Well, I have done different things in my lifetime. I have worked for 25 years. When this position came along, I wasn’t looking out. But when I looked at it, I thought this is an opportunity to do something different. There is an opportunity to work on a strong Indian brand which is facing formidable global competition. I see a sense of challenge and excitement there. I see the industry [media] at an inflexion point where I think it will take off with digitisation.
Q. Zee doesn’t seem to be doing that well today. Don’t you think it is a risky move?
It is challenging. Where there is challenge, there is risk. Zee is a strong and stable company. It has approximately Rs. 3,000 crore turnover, no debt, lot of cash on the books, so all the fundamentals are strong.
Q. What exactly will your role be at Zee?
I will be looking after everything except programming. It includes finance, HR and looking at the revenue generation side of Ten Sports and the bouquet of channels under Zee Entertainment like Zee Cinema, regional channels, Zee Café and others. It is a very good, diverse portfolio.
Q. How would you look back at your experience with Mahindra & Mahindra (M&M)?
Today M&M is a force to reckon with in the automotive industry. If you talk about key automotive companies in the country, in spite of the global players being there, M&M would be in the top three names. I can’t say I have done it alone. But working with the team, especially under the leadership of Anand Mahindra and Pawan Goenka, I think we have made a good transformation from a brand, which was primarily strong in rural areas and in the army, to being a very modern, youthful and aspirational brand.

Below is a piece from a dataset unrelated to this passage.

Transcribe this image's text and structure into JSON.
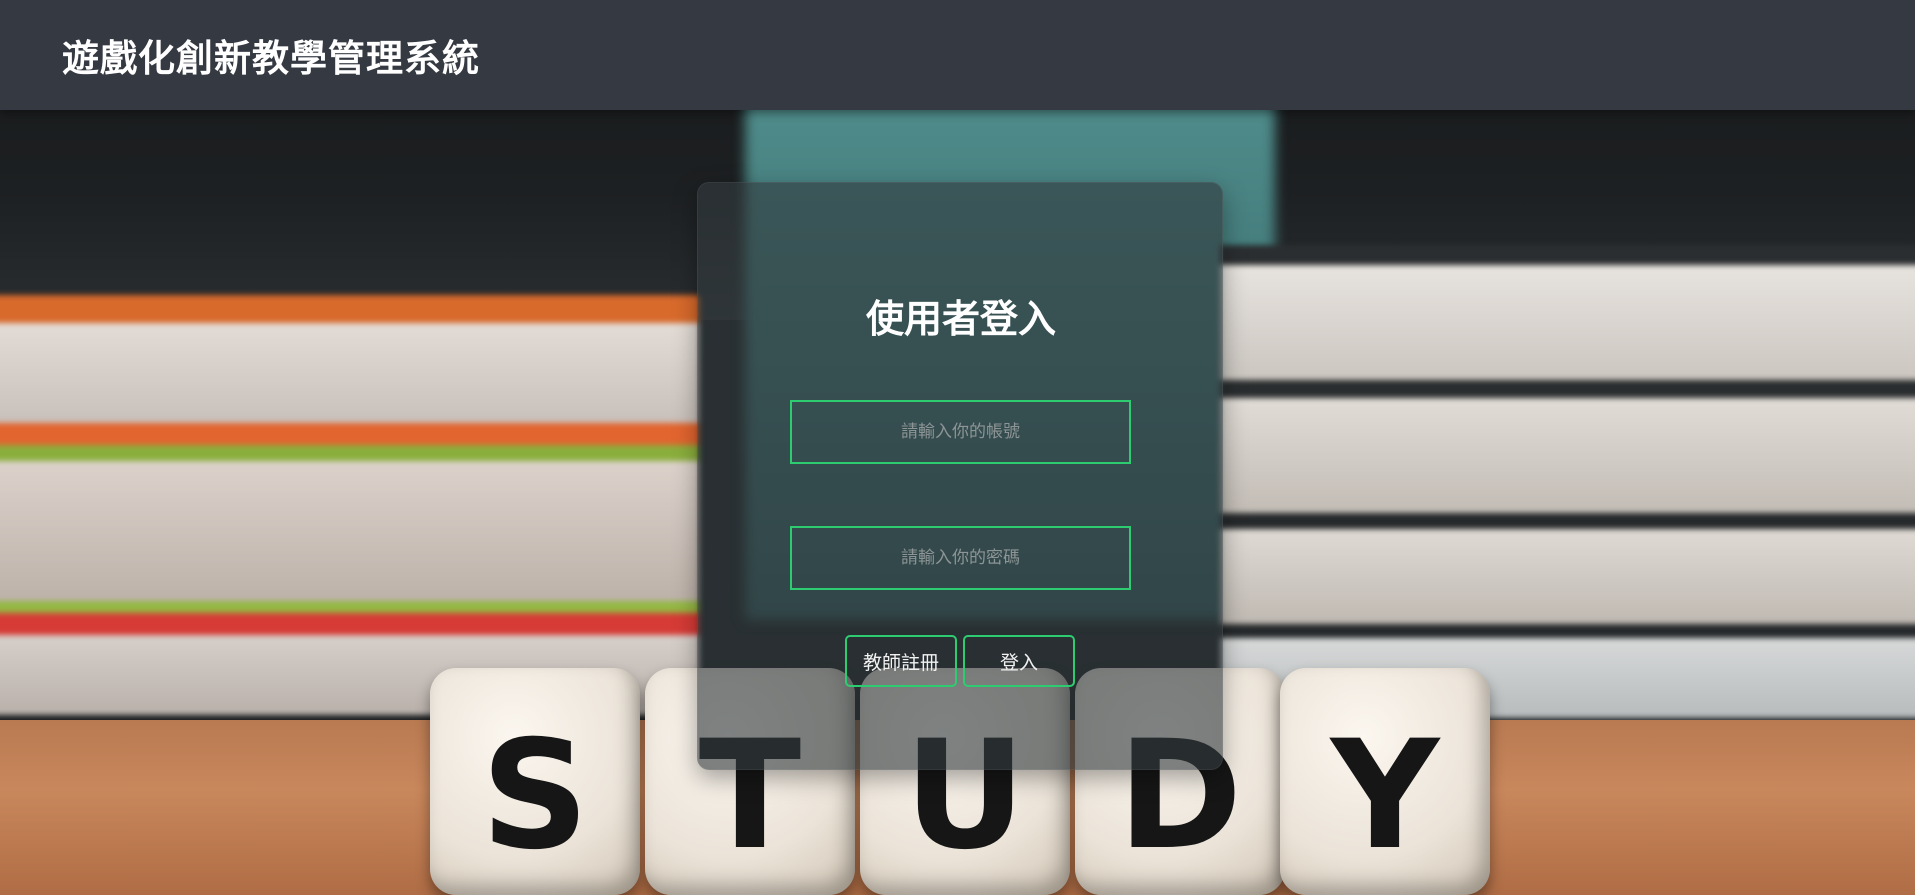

Q. One of the key challenging assignments at M&M was the Mahindra-Renault joint venture (JV). What do you think happened there?
Personally, I think a lot of the problems of that JV were linked to the fact that the project never took into account or assumed the differential excise duty. That was a difference of about 8-10 percent of the vehicle price. For a B hatch customer to upgrade to a sedan, this difference was significant. The car was not designed to compete with Honda City. It was designed to be an upgrade to a hatch. Then, for a variety of reasons, we were not able to move fast enough for the less than 4 metre version which Tata was able to do. We are doing reasonably well with that brand [Verito] now.
Q. What has changed after the JV broke?
It is a combination of things. One of the things was that the media was speculating all the time that this JV won’t work out. That kept customers away. It also meant that our dealers were losing confidence. Now, we are getting their confidence back. Also, small changes in styling have created a positive orientation.